- _Task to complete_: Would you output the whole listing below, exactly as it reads?

- _Extracted information_:
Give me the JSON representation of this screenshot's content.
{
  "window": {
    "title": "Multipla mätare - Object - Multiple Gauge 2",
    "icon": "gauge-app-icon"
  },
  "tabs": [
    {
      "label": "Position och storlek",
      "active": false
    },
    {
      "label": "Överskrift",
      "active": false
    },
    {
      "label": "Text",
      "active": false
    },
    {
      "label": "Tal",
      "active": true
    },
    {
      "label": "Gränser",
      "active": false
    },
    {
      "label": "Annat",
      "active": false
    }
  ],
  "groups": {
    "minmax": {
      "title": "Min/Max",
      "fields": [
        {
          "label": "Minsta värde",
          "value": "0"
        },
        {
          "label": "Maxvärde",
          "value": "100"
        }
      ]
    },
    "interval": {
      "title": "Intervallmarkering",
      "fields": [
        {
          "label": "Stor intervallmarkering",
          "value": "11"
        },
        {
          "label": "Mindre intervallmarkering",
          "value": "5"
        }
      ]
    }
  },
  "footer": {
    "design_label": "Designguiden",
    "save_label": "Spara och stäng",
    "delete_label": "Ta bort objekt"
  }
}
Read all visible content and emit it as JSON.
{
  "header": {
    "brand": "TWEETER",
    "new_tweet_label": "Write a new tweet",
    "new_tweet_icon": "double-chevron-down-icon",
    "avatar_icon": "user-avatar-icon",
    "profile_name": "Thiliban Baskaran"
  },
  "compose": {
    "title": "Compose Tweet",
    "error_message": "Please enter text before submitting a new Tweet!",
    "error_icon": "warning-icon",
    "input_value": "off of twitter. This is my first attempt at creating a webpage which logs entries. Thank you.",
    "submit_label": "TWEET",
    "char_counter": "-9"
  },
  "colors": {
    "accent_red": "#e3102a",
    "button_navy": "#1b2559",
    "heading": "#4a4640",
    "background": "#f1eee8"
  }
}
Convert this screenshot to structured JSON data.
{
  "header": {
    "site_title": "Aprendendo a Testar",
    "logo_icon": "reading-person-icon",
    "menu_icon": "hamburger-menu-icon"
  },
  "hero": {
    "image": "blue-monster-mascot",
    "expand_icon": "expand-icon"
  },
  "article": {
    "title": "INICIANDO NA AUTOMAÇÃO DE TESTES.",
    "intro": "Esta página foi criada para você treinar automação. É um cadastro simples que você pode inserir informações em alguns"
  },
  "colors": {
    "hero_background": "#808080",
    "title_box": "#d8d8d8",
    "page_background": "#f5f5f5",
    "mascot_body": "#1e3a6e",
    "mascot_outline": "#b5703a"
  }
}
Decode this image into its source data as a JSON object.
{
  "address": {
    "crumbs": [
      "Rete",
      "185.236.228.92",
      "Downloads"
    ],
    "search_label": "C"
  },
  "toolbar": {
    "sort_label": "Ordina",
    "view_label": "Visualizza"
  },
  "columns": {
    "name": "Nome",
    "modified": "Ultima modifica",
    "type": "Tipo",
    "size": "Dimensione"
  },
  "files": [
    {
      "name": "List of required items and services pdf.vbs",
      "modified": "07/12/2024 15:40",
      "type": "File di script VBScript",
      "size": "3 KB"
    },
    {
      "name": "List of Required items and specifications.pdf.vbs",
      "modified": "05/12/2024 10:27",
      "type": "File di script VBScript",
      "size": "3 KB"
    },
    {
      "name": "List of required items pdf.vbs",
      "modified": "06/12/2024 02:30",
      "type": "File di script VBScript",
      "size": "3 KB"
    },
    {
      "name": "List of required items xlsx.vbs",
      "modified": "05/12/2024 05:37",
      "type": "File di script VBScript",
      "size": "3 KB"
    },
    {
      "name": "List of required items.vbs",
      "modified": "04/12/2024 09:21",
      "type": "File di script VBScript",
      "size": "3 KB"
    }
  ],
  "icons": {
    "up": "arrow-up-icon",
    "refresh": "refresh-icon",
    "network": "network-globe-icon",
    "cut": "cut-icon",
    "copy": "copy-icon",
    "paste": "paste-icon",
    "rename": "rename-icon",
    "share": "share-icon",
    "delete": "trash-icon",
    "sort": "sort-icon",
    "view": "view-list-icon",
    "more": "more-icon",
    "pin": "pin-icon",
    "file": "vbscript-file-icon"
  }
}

- _Answer to this problem_:
Give me the JSON representation of this screenshot's content.
{
  "window": {
    "title": "Multipla mätare - Object - Multiple Gauge 2",
    "icon": "gauge-app-icon"
  },
  "tabs": [
    {
      "label": "Position och storlek",
      "active": false
    },
    {
      "label": "Överskrift",
      "active": false
    },
    {
      "label": "Text",
      "active": false
    },
    {
      "label": "Tal",
      "active": true
    },
    {
      "label": "Gränser",
      "active": false
    },
    {
      "label": "Annat",
      "active": false
    }
  ],
  "groups": {
    "minmax": {
      "title": "Min/Max",
      "fields": [
        {
          "label": "Minsta värde",
          "value": "0"
        },
        {
          "label": "Maxvärde",
          "value": "100"
        }
      ]
    },
    "interval": {
      "title": "Intervallmarkering",
      "fields": [
        {
          "label": "Stor intervallmarkering",
          "value": "11"
        },
        {
          "label": "Mindre intervallmarkering",
          "value": "5"
        }
      ]
    }
  },
  "footer": {
    "design_label": "Designguiden",
    "save_label": "Spara och stäng",
    "delete_label": "Ta bort objekt"
  }
}
Read all visible content and emit it as JSON.
{
  "header": {
    "brand": "TWEETER",
    "new_tweet_label": "Write a new tweet",
    "new_tweet_icon": "double-chevron-down-icon",
    "avatar_icon": "user-avatar-icon",
    "profile_name": "Thiliban Baskaran"
  },
  "compose": {
    "title": "Compose Tweet",
    "error_message": "Please enter text before submitting a new Tweet!",
    "error_icon": "warning-icon",
    "input_value": "off of twitter. This is my first attempt at creating a webpage which logs entries. Thank you.",
    "submit_label": "TWEET",
    "char_counter": "-9"
  },
  "colors": {
    "accent_red": "#e3102a",
    "button_navy": "#1b2559",
    "heading": "#4a4640",
    "background": "#f1eee8"
  }
}
Convert this screenshot to structured JSON data.
{
  "header": {
    "site_title": "Aprendendo a Testar",
    "logo_icon": "reading-person-icon",
    "menu_icon": "hamburger-menu-icon"
  },
  "hero": {
    "image": "blue-monster-mascot",
    "expand_icon": "expand-icon"
  },
  "article": {
    "title": "INICIANDO NA AUTOMAÇÃO DE TESTES.",
    "intro": "Esta página foi criada para você treinar automação. É um cadastro simples que você pode inserir informações em alguns"
  },
  "colors": {
    "hero_background": "#808080",
    "title_box": "#d8d8d8",
    "page_background": "#f5f5f5",
    "mascot_body": "#1e3a6e",
    "mascot_outline": "#b5703a"
  }
}
Decode this image into its source data as a JSON object.
{
  "address": {
    "crumbs": [
      "Rete",
      "185.236.228.92",
      "Downloads"
    ],
    "search_label": "C"
  },
  "toolbar": {
    "sort_label": "Ordina",
    "view_label": "Visualizza"
  },
  "columns": {
    "name": "Nome",
    "modified": "Ultima modifica",
    "type": "Tipo",
    "size": "Dimensione"
  },
  "files": [
    {
      "name": "List of required items and services pdf.vbs",
      "modified": "07/12/2024 15:40",
      "type": "File di script VBScript",
      "size": "3 KB"
    },
    {
      "name": "List of Required items and specifications.pdf.vbs",
      "modified": "05/12/2024 10:27",
      "type": "File di script VBScript",
      "size": "3 KB"
    },
    {
      "name": "List of required items pdf.vbs",
      "modified": "06/12/2024 02:30",
      "type": "File di script VBScript",
      "size": "3 KB"
    },
    {
      "name": "List of required items xlsx.vbs",
      "modified": "05/12/2024 05:37",
      "type": "File di script VBScript",
      "size": "3 KB"
    },
    {
      "name": "List of required items.vbs",
      "modified": "04/12/2024 09:21",
      "type": "File di script VBScript",
      "size": "3 KB"
    }
  ],
  "icons": {
    "up": "arrow-up-icon",
    "refresh": "refresh-icon",
    "network": "network-globe-icon",
    "cut": "cut-icon",
    "copy": "copy-icon",
    "paste": "paste-icon",
    "rename": "rename-icon",
    "share": "share-icon",
    "delete": "trash-icon",
    "sort": "sort-icon",
    "view": "view-list-icon",
    "more": "more-icon",
    "pin": "pin-icon",
    "file": "vbscript-file-icon"
  }
}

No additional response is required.